Let us labor therefore to enter into that rest, lest any man fall after the same example of unbelief.@Hebrews 4:11

James Montgomery, 1818. Montgomery wrote this hymn to accompany the Anniversary Sermons of the Red Hill Wesleyan Sunday School in Sheffield, England; the sermons were preached on March 15 & 16, 1818.

There are few, if any, more solemn and impressive hymns in the language than this. It is said to have been founded on the author’s own sad and bitter experience, out of which he was happily led by the Spirit of God, and thus enabled to write this most useful and impressive hymn. Describing that unhappy period of his life, he said:

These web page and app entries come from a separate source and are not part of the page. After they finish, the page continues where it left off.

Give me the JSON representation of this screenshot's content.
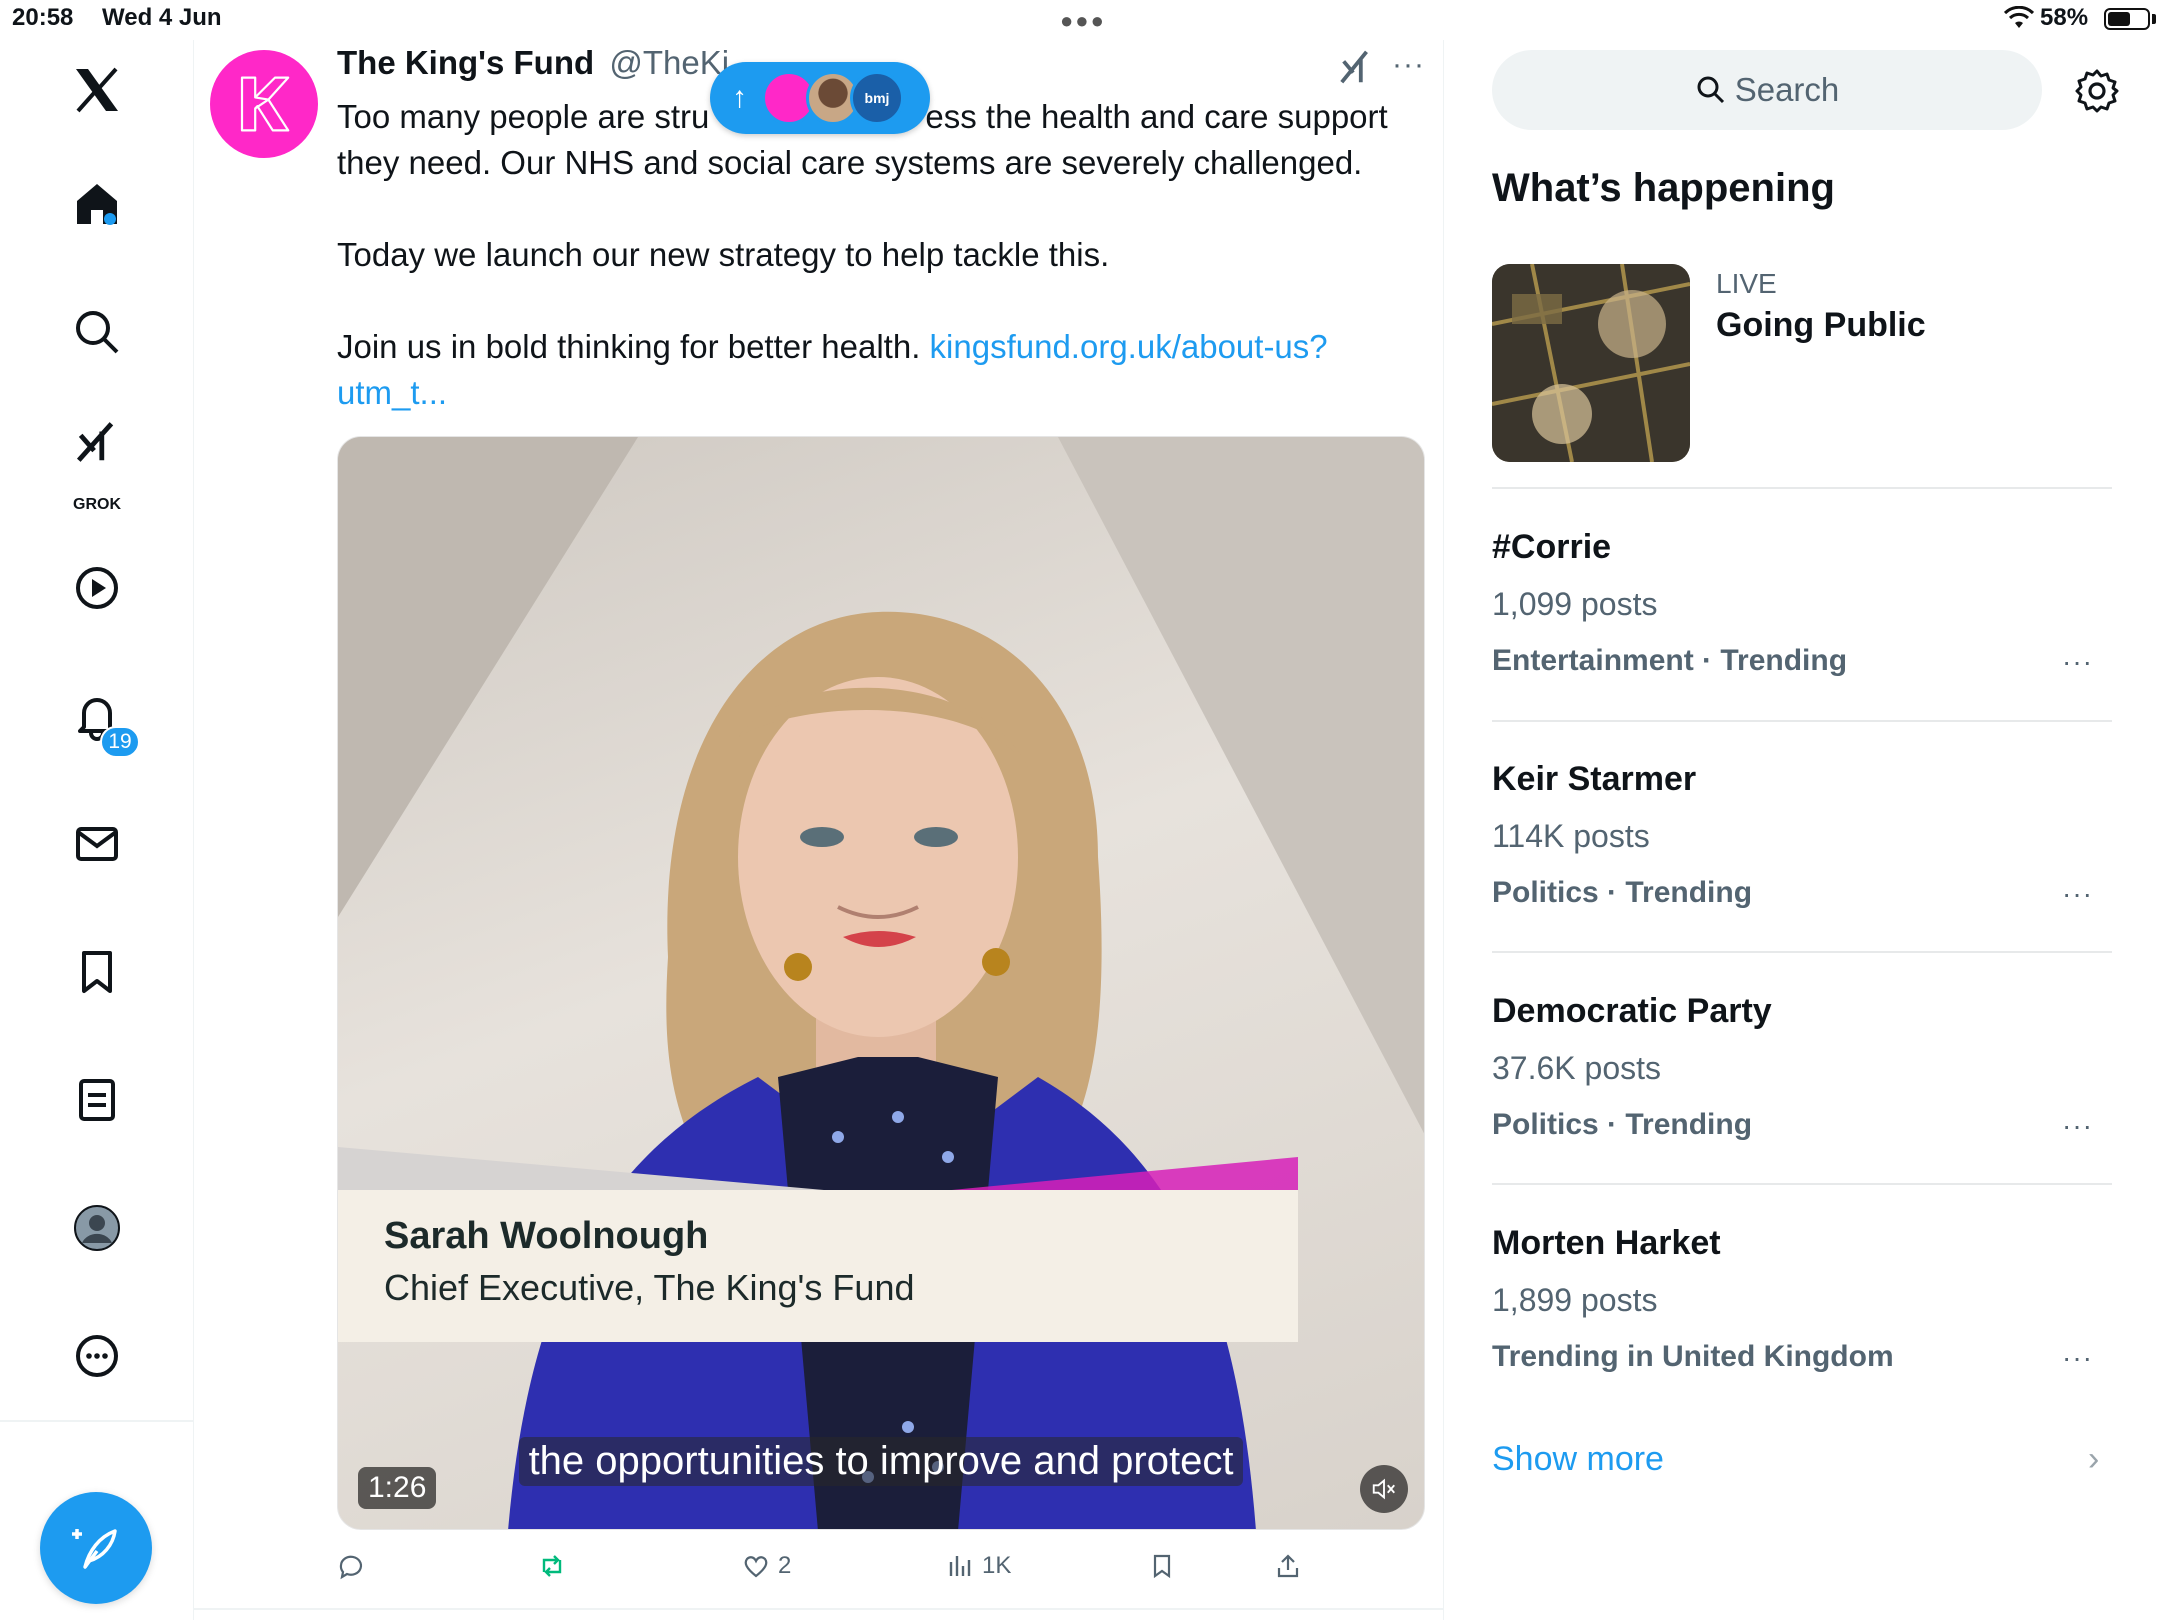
{
  "status_bar": {
    "time": "20:58",
    "date": "Wed 4 Jun",
    "battery": "58%"
  },
  "nav": {
    "notifications_count": "19",
    "grok_label": "GROK"
  },
  "tweet": {
    "name": "The King's Fund",
    "handle": "@TheKi",
    "text_1": "Too many people are stru",
    "text_1b": "ess the health and care support they need. Our NHS and social care systems are severely challenged.",
    "text_2": "Today we launch our new strategy to help tackle this.",
    "text_3": "Join us in bold thinking for better health. ",
    "link": "kingsfund.org.uk/about-us?utm_t...",
    "video": {
      "speaker_name": "Sarah Woolnough",
      "speaker_title": "Chief Executive, The King's Fund",
      "caption": "the opportunities to improve and protect",
      "duration": "1:26"
    },
    "actions": {
      "likes": "2",
      "views": "1K"
    }
  },
  "new_posts_pill": {
    "avatar_3_text": "bmj"
  },
  "right": {
    "search_placeholder": "Search",
    "whats_happening": "What’s happening",
    "live": {
      "tag": "LIVE",
      "title": "Going Public"
    },
    "trends": [
      {
        "name": "#Corrie",
        "posts": "1,099 posts",
        "category": "Entertainment · Trending"
      },
      {
        "name": "Keir Starmer",
        "posts": "114K posts",
        "category": "Politics · Trending"
      },
      {
        "name": "Democratic Party",
        "posts": "37.6K posts",
        "category": "Politics · Trending"
      },
      {
        "name": "Morten Harket",
        "posts": "1,899 posts",
        "category": "Trending in United Kingdom"
      }
    ],
    "show_more": "Show more"
  },
  "colors": {
    "accent": "#1d9bf0",
    "kings_fund_pink": "#ff28c8",
    "secondary_text": "#536471",
    "retweet_green": "#00ba7c"
  }
}
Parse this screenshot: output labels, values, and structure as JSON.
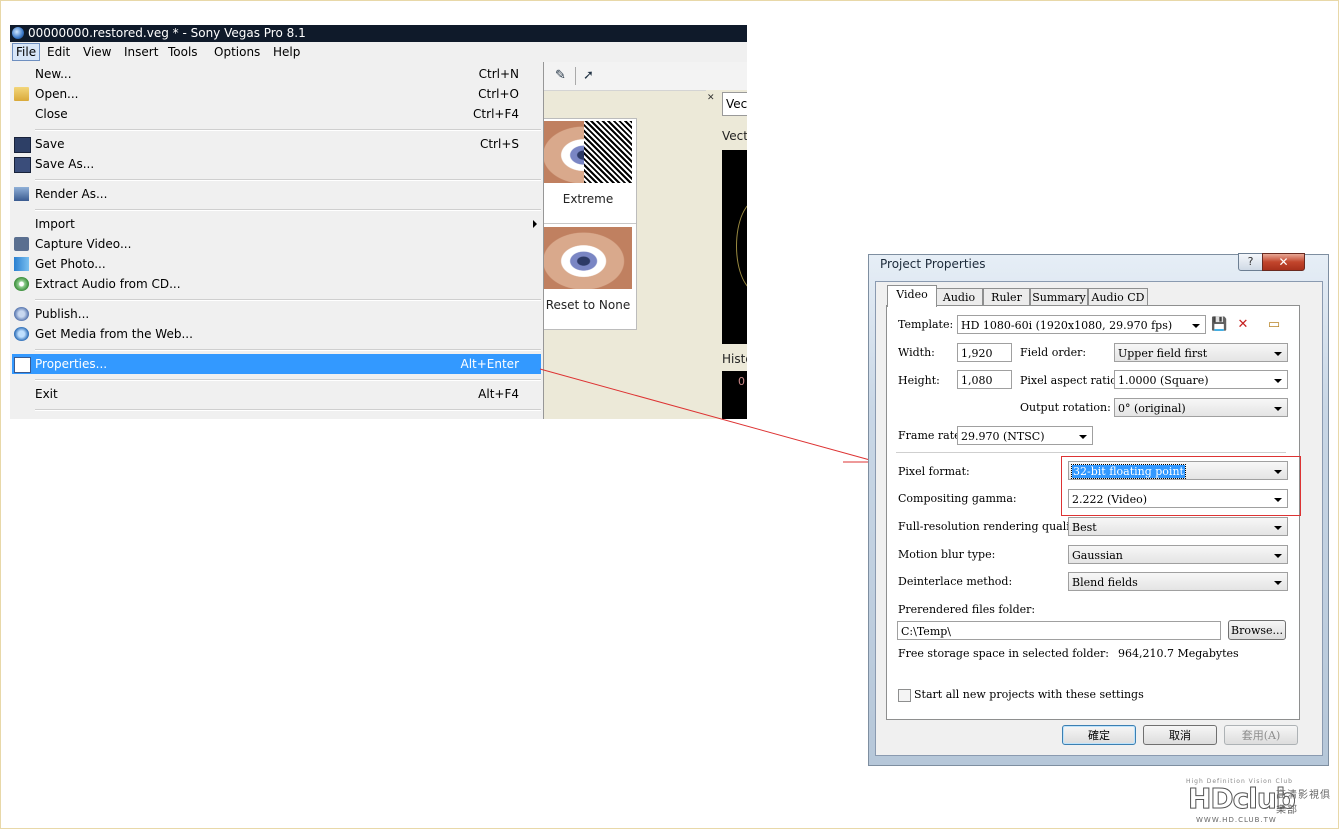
{
  "vegas": {
    "title": "00000000.restored.veg * - Sony Vegas Pro 8.1",
    "menubar": [
      "File",
      "Edit",
      "View",
      "Insert",
      "Tools",
      "Options",
      "Help"
    ],
    "file_menu": [
      {
        "label": "New...",
        "shortcut": "Ctrl+N",
        "icon": "new-icon"
      },
      {
        "label": "Open...",
        "shortcut": "Ctrl+O",
        "icon": "folder-icon"
      },
      {
        "label": "Close",
        "shortcut": "Ctrl+F4",
        "icon": ""
      },
      {
        "label": "Save",
        "shortcut": "Ctrl+S",
        "icon": "disk-icon"
      },
      {
        "label": "Save As...",
        "shortcut": "",
        "icon": "save-as-icon"
      },
      {
        "label": "Render As...",
        "shortcut": "",
        "icon": "render-icon"
      },
      {
        "label": "Import",
        "shortcut": "",
        "icon": "",
        "submenu": true
      },
      {
        "label": "Capture Video...",
        "shortcut": "",
        "icon": "camera-icon"
      },
      {
        "label": "Get Photo...",
        "shortcut": "",
        "icon": "photo-icon"
      },
      {
        "label": "Extract Audio from CD...",
        "shortcut": "",
        "icon": "cd-icon"
      },
      {
        "label": "Publish...",
        "shortcut": "",
        "icon": "publish-icon"
      },
      {
        "label": "Get Media from the Web...",
        "shortcut": "",
        "icon": "web-icon"
      },
      {
        "label": "Properties...",
        "shortcut": "Alt+Enter",
        "icon": "properties-icon",
        "highlighted": true
      },
      {
        "label": "Exit",
        "shortcut": "Alt+F4",
        "icon": ""
      }
    ],
    "presets": [
      "Extreme",
      "Reset to None"
    ],
    "scope": {
      "tab": "Vec",
      "section1": "Vect",
      "section2": "Histo",
      "zero": "0"
    }
  },
  "dialog": {
    "title": "Project Properties",
    "help_label": "?",
    "close_label": "✕",
    "tabs": [
      "Video",
      "Audio",
      "Ruler",
      "Summary",
      "Audio CD"
    ],
    "template_label": "Template:",
    "template_value": "HD 1080-60i (1920x1080, 29.970 fps)",
    "width_label": "Width:",
    "width_value": "1,920",
    "height_label": "Height:",
    "height_value": "1,080",
    "field_order_label": "Field order:",
    "field_order_value": "Upper field first",
    "par_label": "Pixel aspect ratio:",
    "par_value": "1.0000 (Square)",
    "rotation_label": "Output rotation:",
    "rotation_value": "0° (original)",
    "frame_rate_label": "Frame rate:",
    "frame_rate_value": "29.970 (NTSC)",
    "pixel_format_label": "Pixel format:",
    "pixel_format_value": "32-bit floating point",
    "gamma_label": "Compositing gamma:",
    "gamma_value": "2.222 (Video)",
    "quality_label": "Full-resolution rendering quality:",
    "quality_value": "Best",
    "motion_blur_label": "Motion blur type:",
    "motion_blur_value": "Gaussian",
    "deinterlace_label": "Deinterlace method:",
    "deinterlace_value": "Blend fields",
    "prerender_label": "Prerendered files folder:",
    "prerender_value": "C:\\Temp\\",
    "browse_label": "Browse...",
    "free_space_label": "Free storage space in selected folder:",
    "free_space_value": "964,210.7 Megabytes",
    "start_all_label": "Start all new projects with these settings",
    "ok_label": "確定",
    "cancel_label": "取消",
    "apply_label": "套用(A)"
  },
  "colors": {
    "highlight": "#3399ff",
    "annotation": "#dd3333"
  },
  "watermark": {
    "tagline": "High Definition Vision Club",
    "logo": "HDclub",
    "chinese": "高清影視俱樂部",
    "url": "WWW.HD.CLUB.TW"
  }
}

My restless and imaginative mind and my wild and ungovernable imagination have long ago broken loose from the anchor of faith, and have been driven, the sport of winds and waves, over an ocean of doubts, round which every coast is defended by the rocks of despair that forbid me to enter the harbor in view.

This is one of the portions of his history to which he refers as preparing him to write with heartfelt penitence and gratitude this hymn.

Nutter, p. 133

Ferniehurst, from The Methodist Hymnal (New York & Cincinnati, Ohio: Methodist Book Concern, 1905), number 250 (🔊 pdf nwc).

portrait
James Montgomery (1771-1854)

O where shall rest be found,
Rest for the weary soul?
’Twere vain the ocean’s depths to sound,
Or pierce to either pole.

The world can never give
The bliss for which we sigh;
’Tis not the whole of life to live,
Nor all of death to die.

Beyond this vale of tears,
There is a life above,
Unmeasured by the flight of years,
And all that life is love.

There is a death, whose pang
Outlasts the fleeting breath:
O what eternal horrors hang
Around the second death!

Lord God of truth and grace,
Teach us that death to shun;
Lest we be banished from Thy face,
And evermore undone.

Here would we end our quest:
Alone are found in Thee,
The life of perfect love—the rest
Of immortality.